Day after day on your feet can lead to aching, tired feet, varicose veins, and pain in your legs, knees, hips, lower back, shoulders and neck. It’s time to take a stand on keeping your feet healthy and preventing painful, progressive problems. The first steps are yours—wear the right shoes and make pampering your feet a priority.
Shoe Shopping Secrets
Adjust. Look for shoes that are adjustable, with hook-and-loop closures, laces or buckles you can loosen.
Choose shoes that look like your feet. Your foot is not pointed so neither should your shoes be—your shoes should have the same shape as your feet. The shoe should also be wide where your foot is wide. The heel and sole should be rigid and supportive. It’s simple: your shoes should not change the shape of your foot, instead they should support your foot structure.
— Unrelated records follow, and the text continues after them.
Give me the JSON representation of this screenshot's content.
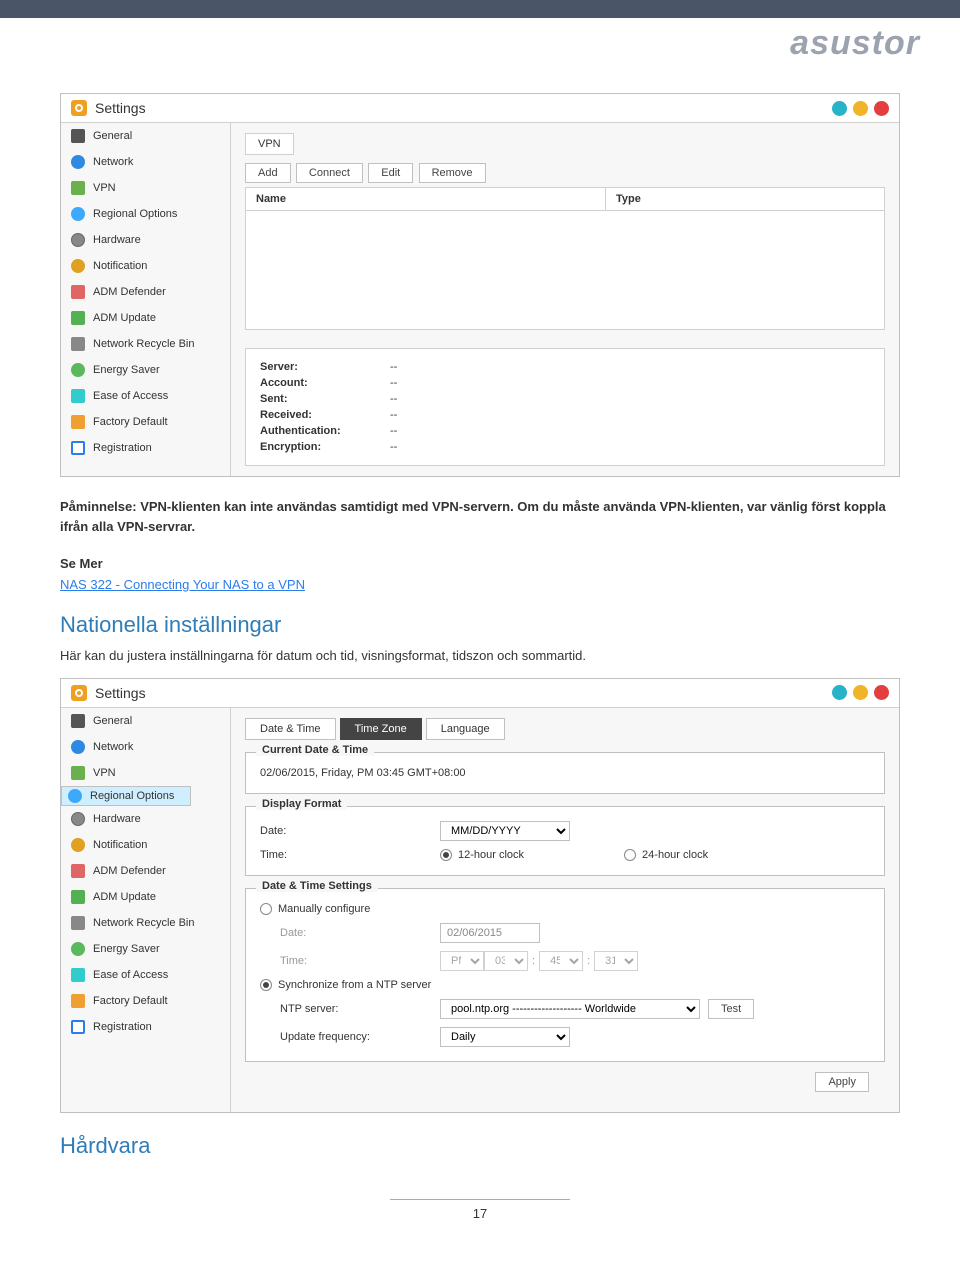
{
  "brand": "asustor",
  "window_title": "Settings",
  "sidebar": {
    "items": [
      {
        "label": "General"
      },
      {
        "label": "Network"
      },
      {
        "label": "VPN"
      },
      {
        "label": "Regional Options"
      },
      {
        "label": "Hardware"
      },
      {
        "label": "Notification"
      },
      {
        "label": "ADM Defender"
      },
      {
        "label": "ADM Update"
      },
      {
        "label": "Network Recycle Bin"
      },
      {
        "label": "Energy Saver"
      },
      {
        "label": "Ease of Access"
      },
      {
        "label": "Factory Default"
      },
      {
        "label": "Registration"
      }
    ]
  },
  "vpn": {
    "tab": "VPN",
    "toolbar": {
      "add": "Add",
      "connect": "Connect",
      "edit": "Edit",
      "remove": "Remove"
    },
    "cols": {
      "name": "Name",
      "type": "Type"
    },
    "info": {
      "server_l": "Server:",
      "server_v": "--",
      "account_l": "Account:",
      "account_v": "--",
      "sent_l": "Sent:",
      "sent_v": "--",
      "received_l": "Received:",
      "received_v": "--",
      "auth_l": "Authentication:",
      "auth_v": "--",
      "enc_l": "Encryption:",
      "enc_v": "--"
    }
  },
  "body1": "Påminnelse: VPN-klienten kan inte användas samtidigt med VPN-servern. Om du måste använda VPN-klienten, var vänlig först koppla ifrån alla VPN-servrar.",
  "seemore": "Se Mer",
  "link": "NAS 322 - Connecting Your NAS to a VPN",
  "section2_title": "Nationella inställningar",
  "section2_body": "Här kan du justera inställningarna för datum och tid, visningsformat, tidszon och sommartid.",
  "dt": {
    "tabs": {
      "dt": "Date & Time",
      "tz": "Time Zone",
      "lang": "Language"
    },
    "fs_current": "Current Date & Time",
    "current_value": "02/06/2015, Friday, PM 03:45 GMT+08:00",
    "fs_format": "Display Format",
    "date_l": "Date:",
    "date_v": "MM/DD/YYYY",
    "time_l": "Time:",
    "h12": "12-hour clock",
    "h24": "24-hour clock",
    "fs_settings": "Date & Time Settings",
    "manual": "Manually configure",
    "m_date_l": "Date:",
    "m_date_v": "02/06/2015",
    "m_time_l": "Time:",
    "pm": "PM",
    "hh": "03",
    "mm": "45",
    "ss": "31",
    "sync": "Synchronize from a NTP server",
    "ntp_l": "NTP server:",
    "ntp_v": "pool.ntp.org ------------------- Worldwide",
    "test": "Test",
    "freq_l": "Update frequency:",
    "freq_v": "Daily",
    "apply": "Apply"
  },
  "section3_title": "Hårdvara",
  "pagenum": "17"
}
Arrive padded. Cushioned socks are a working woman’s best friend. They protect your heels and shield sweat from mixing with bacteria—the recipe for stinky shoes. If you have circulation problems, you may need a sock with support.
Add more padding. When you work on hard floors, you’ll want to have shock-absorbing insoles and good arch support.
Look for new insoles when you buy new shoes and try them on together. Pick ones that sit closely against your foot—ideally, contoured and made from EVA.
Find a heel height that’s just right. You don’t want a heel that’s too high or too flat. A shoe with a wide base directly under your heel can be the most comfortable and supportive.
Buy more than one pair. Podiatrists discourage wearing any shoes two days in a row. Shoes need a full 24 hours to dry out—wearing damp shoes means you’re walking with bacteria and fungus that can lead to athlete’s foot and Plantar Warts.
On-the-Job Foot Survivor Skills
Before you start the workday, elevate your feet, and do some ankle rolls.
Drink water all day to help keep your feet and ankles from swelling.
If you have to stand in one place, move around every hour. While you’re standing, tap your toes, tighten and relax your calves and flex and straighten your knees and ankles.
Refresh your feet. Change your socks at least once a day. While you’re at it, go ahead and switch out your shoes every day or at least, every other day.
To transition from work to home, let your feet rest. Follow as much of this routine as you can. Remember, it’s time to take a stand about taking care of your feet.
• If your feet feel inflamed, take an anti-inflammatory like aspirin, ibuprofen or naproxen sodium as appropriate.
• Elevate your feet above your heart for at least 15 minutes.
• Lay a cool, damp towel over your lower legs, ankles and feet.
• Lightly massage your feet and ankles to improve circulation.
• Soak your feet for at least 5 minutes and then gently use a pumice stone. Dry, then moisturize your feet.
• Roll your feet over a frozen bottle of water.
Canadian Centre for Occupational Health and Safety:
“Foot Comfort and Safety at Work”
“Working in a Standing Position”
The College of Podiatry: “Occupational Podiatry”
SCP. Working Feet: A Practical Guide to Looking After your Feet at Work. Society of Chiropodists and Podiatrists.
Scrubs: The Nurse’s Guide to Good Living: “The Nurse’s Guide to Buying Shoes.”
EHSToday: “Preventing Foot Pain in the Work Force.” http://ehstoday.com/ppe/foot-protection/ehs_imp_36713